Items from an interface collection
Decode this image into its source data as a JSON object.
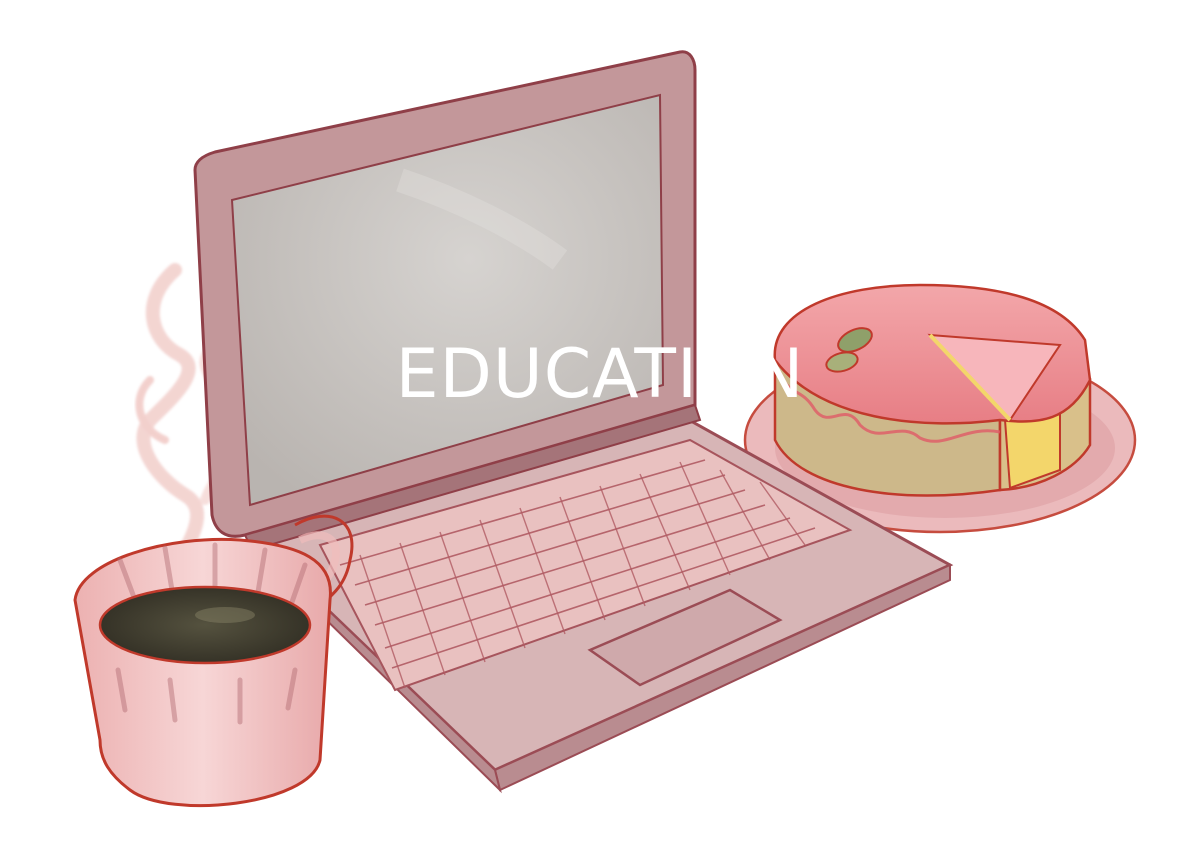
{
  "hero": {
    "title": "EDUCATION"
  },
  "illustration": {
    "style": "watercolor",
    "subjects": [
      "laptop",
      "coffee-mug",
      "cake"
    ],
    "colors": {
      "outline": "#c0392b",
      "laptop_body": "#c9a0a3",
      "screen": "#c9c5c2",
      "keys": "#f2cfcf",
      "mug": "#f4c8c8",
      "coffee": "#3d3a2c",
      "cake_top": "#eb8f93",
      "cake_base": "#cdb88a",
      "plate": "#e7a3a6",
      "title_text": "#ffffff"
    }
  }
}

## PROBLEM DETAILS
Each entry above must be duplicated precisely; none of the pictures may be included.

## TASK RESPONSE
Decode this image into its source data as a JSON object.
{
  "hero": {
    "title": "EDUCATION"
  },
  "illustration": {
    "style": "watercolor",
    "subjects": [
      "laptop",
      "coffee-mug",
      "cake"
    ],
    "colors": {
      "outline": "#c0392b",
      "laptop_body": "#c9a0a3",
      "screen": "#c9c5c2",
      "keys": "#f2cfcf",
      "mug": "#f4c8c8",
      "coffee": "#3d3a2c",
      "cake_top": "#eb8f93",
      "cake_base": "#cdb88a",
      "plate": "#e7a3a6",
      "title_text": "#ffffff"
    }
  }
}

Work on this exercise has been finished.